* Source records *
________________________________________
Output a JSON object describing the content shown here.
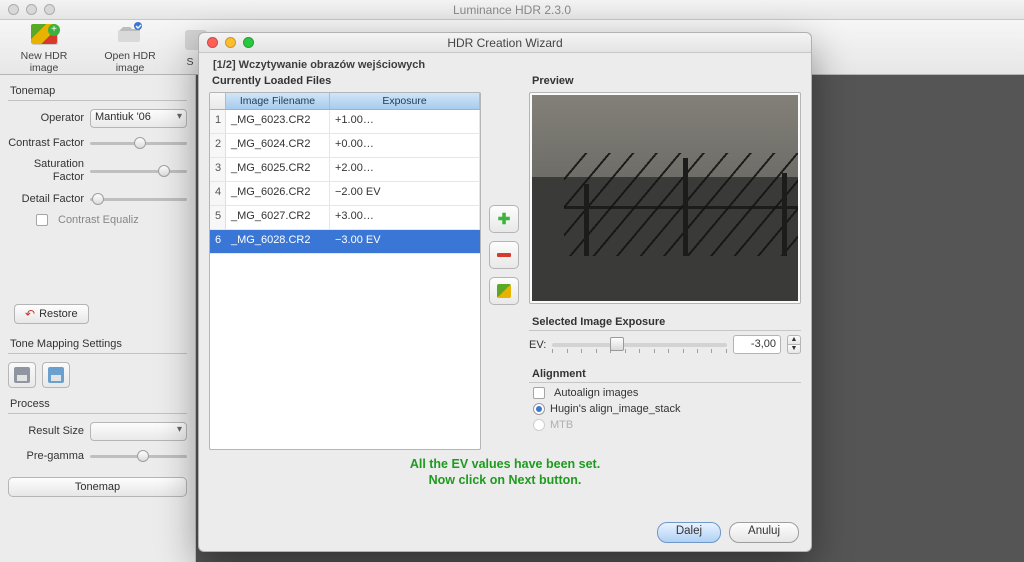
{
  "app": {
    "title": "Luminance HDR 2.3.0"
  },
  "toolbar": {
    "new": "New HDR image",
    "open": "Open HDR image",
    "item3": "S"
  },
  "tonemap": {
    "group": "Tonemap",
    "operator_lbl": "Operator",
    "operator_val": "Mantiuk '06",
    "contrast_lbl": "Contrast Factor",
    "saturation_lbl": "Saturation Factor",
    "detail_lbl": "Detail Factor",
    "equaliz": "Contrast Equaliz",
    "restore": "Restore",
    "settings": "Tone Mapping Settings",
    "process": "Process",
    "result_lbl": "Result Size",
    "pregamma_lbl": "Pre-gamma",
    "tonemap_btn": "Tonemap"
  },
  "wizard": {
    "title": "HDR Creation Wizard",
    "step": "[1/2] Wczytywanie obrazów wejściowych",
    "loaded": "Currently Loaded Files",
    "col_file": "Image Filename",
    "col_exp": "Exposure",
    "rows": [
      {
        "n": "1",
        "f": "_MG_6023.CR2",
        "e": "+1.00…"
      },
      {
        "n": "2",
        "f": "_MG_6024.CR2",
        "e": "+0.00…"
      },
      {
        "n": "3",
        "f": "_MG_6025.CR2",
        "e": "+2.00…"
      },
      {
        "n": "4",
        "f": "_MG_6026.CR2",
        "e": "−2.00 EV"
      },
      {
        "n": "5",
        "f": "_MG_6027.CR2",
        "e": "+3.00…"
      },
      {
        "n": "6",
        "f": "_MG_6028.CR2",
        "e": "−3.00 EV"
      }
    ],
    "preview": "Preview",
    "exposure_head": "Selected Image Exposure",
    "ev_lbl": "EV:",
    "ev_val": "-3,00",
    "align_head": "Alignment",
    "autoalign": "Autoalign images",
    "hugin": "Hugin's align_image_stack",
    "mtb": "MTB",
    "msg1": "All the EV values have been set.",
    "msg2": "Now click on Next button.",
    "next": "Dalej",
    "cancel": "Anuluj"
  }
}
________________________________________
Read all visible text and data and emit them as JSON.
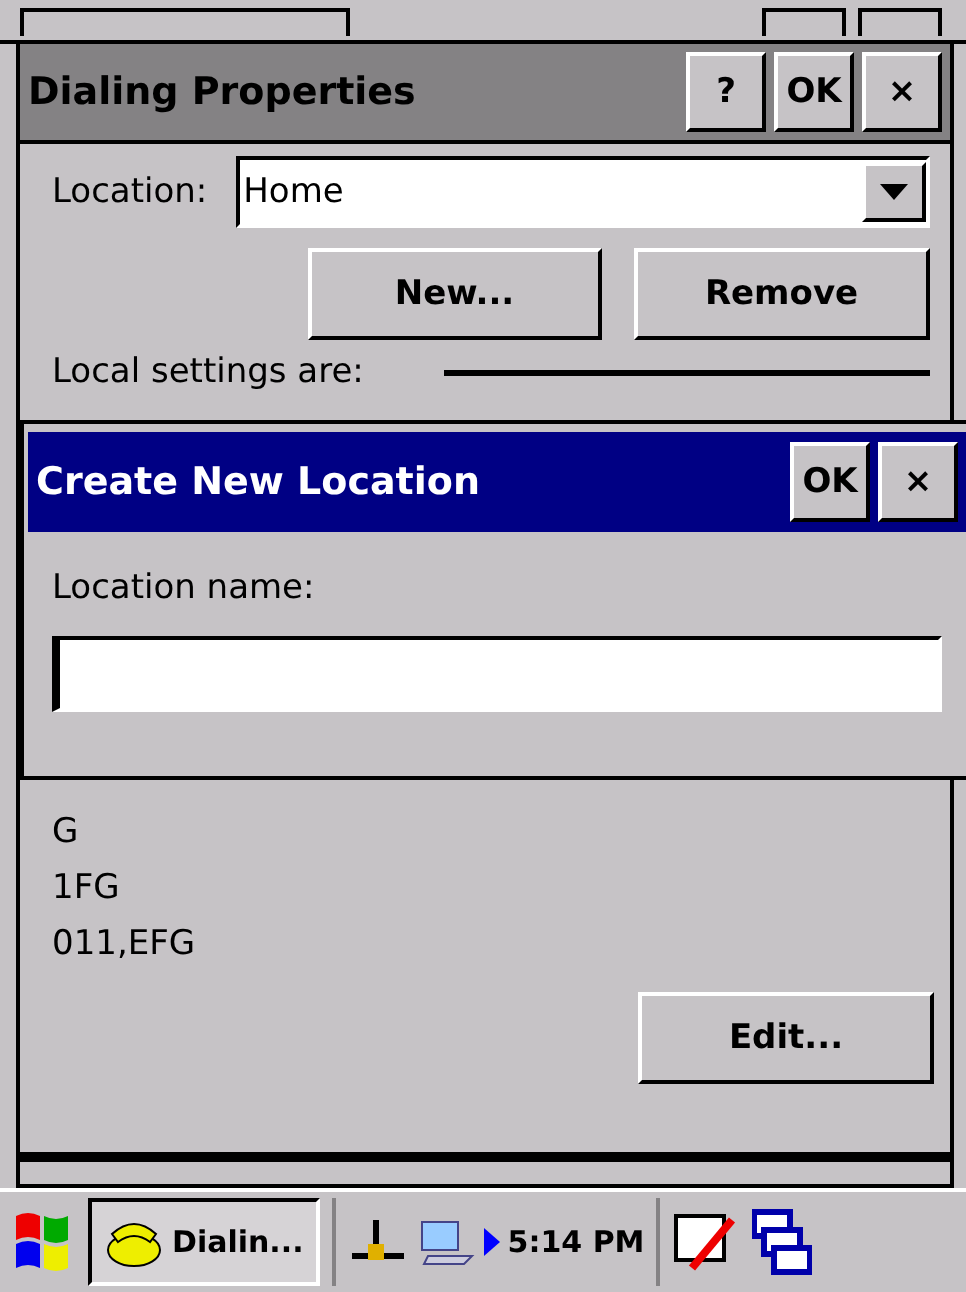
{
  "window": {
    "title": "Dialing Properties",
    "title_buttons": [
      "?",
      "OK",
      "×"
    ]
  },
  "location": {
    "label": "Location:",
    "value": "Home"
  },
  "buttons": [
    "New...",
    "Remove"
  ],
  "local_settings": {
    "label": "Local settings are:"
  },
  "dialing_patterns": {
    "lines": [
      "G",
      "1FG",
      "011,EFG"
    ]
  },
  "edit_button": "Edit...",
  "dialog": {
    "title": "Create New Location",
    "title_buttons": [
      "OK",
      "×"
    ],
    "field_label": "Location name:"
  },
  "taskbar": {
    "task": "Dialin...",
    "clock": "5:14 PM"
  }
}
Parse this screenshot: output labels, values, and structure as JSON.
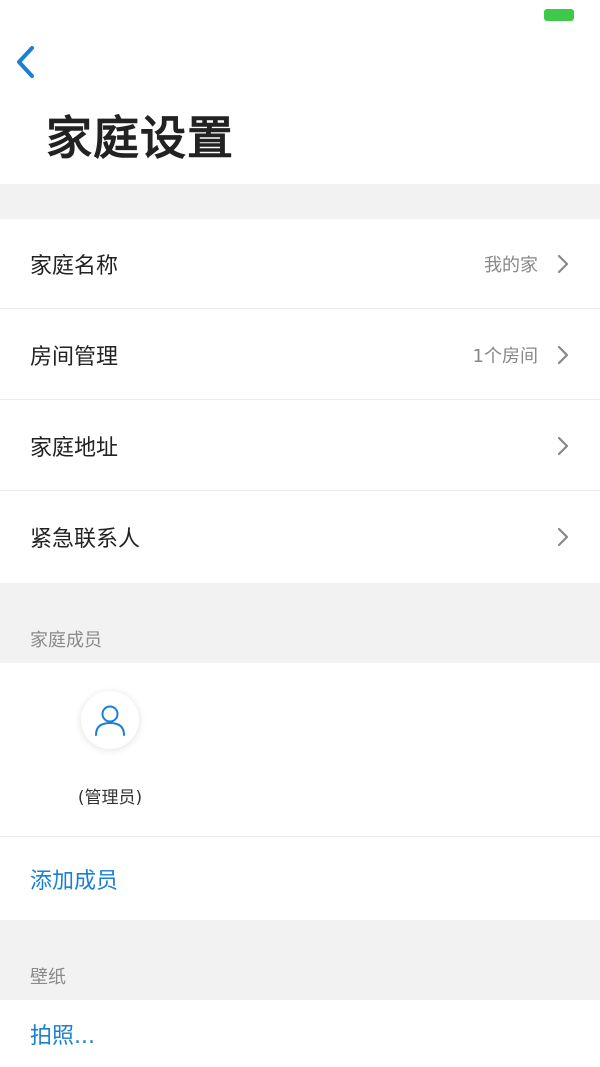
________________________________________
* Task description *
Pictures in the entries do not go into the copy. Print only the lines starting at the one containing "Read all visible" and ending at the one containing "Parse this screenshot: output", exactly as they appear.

* Response to the exercise *
Read all visible text and data and emit them as JSON.
{
  "window": {
    "title": "Dialing Properties",
    "title_buttons": [
      "?",
      "OK",
      "×"
    ]
  },
  "location": {
    "label": "Location:",
    "value": "Home"
  },
  "buttons": [
    "New...",
    "Remove"
  ],
  "local_settings": {
    "label": "Local settings are:"
  },
  "dialing_patterns": {
    "lines": [
      "G",
      "1FG",
      "011,EFG"
    ]
  },
  "edit_button": "Edit...",
  "dialog": {
    "title": "Create New Location",
    "title_buttons": [
      "OK",
      "×"
    ],
    "field_label": "Location name:"
  },
  "taskbar": {
    "task": "Dialin...",
    "clock": "5:14 PM"
  }
}
Parse this screenshot: output labels, values, and structure as JSON.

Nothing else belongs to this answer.